This is a basic course in statistics at a level that does not require knowledge of calculus. Statistical techniques needed for research in many different fields are presented. Course content includes descriptive statistics, probability theory, hypothesis testing, ANOVA, Chi-square, regression and correlation.
Mathematics 2261: Calculus I MATH 2261
4-0-4. Prerequisite: MATH 1113 with a grade of C or better
This course includes a study of functions, limits, derivatives, continuity, the chain rule, implicit differentiation, related rates, differentials, local extrema, graphing techniques, monotonicity, concavity, m ax-min applications, infinite limits, the mean value theorem, antiderivatives, differential equations, sigma notation, the definite integral and areas in the plane.
Mathematics 2262: Calculus II MATH 2262
4-0-4. Prerequisite: MATH 2261 with a grade of C or better
In this course volumes of solids, arc lengths, surface area, work, fluid force, moments, exponential functions, logarithmic functions, inverse trigonometric functions, hyperbolic functions and their inverses, techniques for integration, indeterminate forms, L'Hopital' s rule, improper integrals, Taylor's approximations, error estimates, numerical integration, fixed-point methods, infinite series and power series are studied.
Mathematics 2263: Calculus III MATH 2263
4-0-4. Prerequisite: MATH 2262 with a grade of C or better
Conic sections, translation and rotation of axes, polar coordinate s, parametric equations, vectors in the plane an d in three-space, the cross product, cylindrical and spherical coordinates, surfaces in three-space, vector fields, line an d surface integrals, S toke's theorem , Green' s theorem and differential equations are studied in this course.
Mathematics 2280: Discrete Mathematics MATH 2280
3-0-3. Prerequisite: MATH 1113 with a C or better or permission of the instructor
Includes mathematical elements of computer science such as propositional logic, predicate logic, sets, functions and relations, algorithms, combinatorics, probability, mathematical induction, recursion, elementary graph theory, trees, and Boolean logic.
Mathematics 2285: Linear Algebra MATH 2285
3-0-3. Prerequisites: MATH 2262 with a C or better or permission of the instructor
An introduction to linear algebra and its applications. Includes linear systems, matrices, determinants, vector spaces and their subspaces, linear independence, linear transformations, inner products, eigenvalues and eigenvectors.
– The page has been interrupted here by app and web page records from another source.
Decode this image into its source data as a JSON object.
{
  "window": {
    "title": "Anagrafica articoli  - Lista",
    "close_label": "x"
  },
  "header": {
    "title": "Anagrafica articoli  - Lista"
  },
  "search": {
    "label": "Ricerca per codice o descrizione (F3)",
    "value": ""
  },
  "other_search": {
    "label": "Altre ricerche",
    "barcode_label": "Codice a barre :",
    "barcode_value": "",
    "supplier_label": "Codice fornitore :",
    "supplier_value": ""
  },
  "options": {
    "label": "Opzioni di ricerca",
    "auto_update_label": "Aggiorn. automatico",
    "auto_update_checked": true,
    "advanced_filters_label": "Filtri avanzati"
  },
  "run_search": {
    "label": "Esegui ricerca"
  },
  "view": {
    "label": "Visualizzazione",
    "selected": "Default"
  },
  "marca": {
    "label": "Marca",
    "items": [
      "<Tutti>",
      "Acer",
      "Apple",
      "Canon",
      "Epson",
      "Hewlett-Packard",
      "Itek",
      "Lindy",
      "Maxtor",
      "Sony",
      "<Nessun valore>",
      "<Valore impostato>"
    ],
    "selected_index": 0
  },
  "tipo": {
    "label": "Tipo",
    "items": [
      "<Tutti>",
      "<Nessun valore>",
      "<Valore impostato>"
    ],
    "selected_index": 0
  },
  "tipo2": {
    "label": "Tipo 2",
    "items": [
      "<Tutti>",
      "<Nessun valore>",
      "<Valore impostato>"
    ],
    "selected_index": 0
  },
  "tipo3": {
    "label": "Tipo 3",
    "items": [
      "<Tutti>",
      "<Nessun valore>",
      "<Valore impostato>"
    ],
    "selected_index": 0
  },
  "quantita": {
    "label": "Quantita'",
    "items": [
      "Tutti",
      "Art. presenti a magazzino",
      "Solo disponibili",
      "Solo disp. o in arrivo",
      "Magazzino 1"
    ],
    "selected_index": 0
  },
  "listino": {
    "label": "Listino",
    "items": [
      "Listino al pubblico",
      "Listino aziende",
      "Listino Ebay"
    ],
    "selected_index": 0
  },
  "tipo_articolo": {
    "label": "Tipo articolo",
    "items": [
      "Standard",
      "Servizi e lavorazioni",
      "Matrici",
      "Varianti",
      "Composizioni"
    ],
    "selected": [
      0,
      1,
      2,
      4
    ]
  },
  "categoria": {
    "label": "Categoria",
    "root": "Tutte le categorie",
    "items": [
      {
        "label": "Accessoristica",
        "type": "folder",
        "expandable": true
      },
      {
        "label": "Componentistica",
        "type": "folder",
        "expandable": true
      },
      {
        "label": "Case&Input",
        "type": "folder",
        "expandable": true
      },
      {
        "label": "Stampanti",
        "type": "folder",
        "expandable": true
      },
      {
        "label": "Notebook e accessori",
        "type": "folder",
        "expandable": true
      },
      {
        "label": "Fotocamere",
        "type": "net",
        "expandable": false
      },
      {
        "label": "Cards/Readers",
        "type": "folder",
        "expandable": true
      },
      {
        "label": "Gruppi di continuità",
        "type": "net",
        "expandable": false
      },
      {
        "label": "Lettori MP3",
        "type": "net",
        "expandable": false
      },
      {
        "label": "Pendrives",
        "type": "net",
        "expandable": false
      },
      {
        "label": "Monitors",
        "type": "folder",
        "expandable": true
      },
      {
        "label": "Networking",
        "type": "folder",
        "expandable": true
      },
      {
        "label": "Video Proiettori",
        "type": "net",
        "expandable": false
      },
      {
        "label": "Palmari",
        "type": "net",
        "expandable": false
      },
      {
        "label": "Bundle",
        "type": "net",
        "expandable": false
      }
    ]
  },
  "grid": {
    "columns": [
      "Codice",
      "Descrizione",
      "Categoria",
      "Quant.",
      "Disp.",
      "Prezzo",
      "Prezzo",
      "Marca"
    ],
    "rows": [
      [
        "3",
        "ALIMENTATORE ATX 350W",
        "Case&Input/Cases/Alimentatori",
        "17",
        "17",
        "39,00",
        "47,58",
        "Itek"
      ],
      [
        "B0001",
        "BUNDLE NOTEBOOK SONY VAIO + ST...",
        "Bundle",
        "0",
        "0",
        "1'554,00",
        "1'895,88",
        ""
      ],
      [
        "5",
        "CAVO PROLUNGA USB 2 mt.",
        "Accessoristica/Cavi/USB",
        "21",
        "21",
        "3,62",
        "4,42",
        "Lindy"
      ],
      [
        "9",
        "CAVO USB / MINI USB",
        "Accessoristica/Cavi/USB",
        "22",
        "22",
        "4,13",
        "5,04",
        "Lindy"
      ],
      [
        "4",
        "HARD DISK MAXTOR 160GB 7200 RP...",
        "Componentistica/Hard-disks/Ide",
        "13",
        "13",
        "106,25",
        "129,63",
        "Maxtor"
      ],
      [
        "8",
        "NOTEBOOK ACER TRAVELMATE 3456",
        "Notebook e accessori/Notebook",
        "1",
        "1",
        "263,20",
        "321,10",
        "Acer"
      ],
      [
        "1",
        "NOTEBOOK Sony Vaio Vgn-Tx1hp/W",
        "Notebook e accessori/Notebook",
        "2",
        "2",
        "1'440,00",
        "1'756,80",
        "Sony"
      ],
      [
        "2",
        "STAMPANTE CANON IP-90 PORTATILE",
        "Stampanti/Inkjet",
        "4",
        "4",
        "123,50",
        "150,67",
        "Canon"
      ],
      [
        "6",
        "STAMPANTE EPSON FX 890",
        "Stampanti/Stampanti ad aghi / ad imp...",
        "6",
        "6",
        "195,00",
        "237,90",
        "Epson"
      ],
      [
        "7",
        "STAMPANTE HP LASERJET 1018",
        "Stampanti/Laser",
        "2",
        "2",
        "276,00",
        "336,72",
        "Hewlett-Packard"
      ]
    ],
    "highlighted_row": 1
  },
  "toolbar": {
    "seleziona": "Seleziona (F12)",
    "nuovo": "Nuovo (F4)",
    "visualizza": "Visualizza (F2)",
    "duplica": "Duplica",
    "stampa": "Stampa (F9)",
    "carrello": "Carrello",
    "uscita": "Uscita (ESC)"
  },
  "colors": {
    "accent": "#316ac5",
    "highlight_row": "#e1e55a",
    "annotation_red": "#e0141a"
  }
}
Intended primarily for students pursuing degrees in mathematics, computer science, physics or engineering.
Mathematics 2310: Differential Equations MATH 2310
3-0-3. Prerequisites: MATH 2262 with a C or better
An introduction to numeric and analytic solutions of ordinary differential equations and mathematical modeling. Topics include first order differential equations, second order equations, higher order linear equations, systems of first order equations, simple non-linear equations and applications.
Mathematics 2901: Special Topics MATH 2901
Variable credit (1-3 semester hours credit) Prerequisite: ENGL 0989
Special interest courses, which may not be transfer able, are offered in response to student demand and interest. In these courses, through oral or written communication, students will demonstrate the ability to synthesize information and articulate knowledge on issues relating to culture, society, creative expression, or the human experience.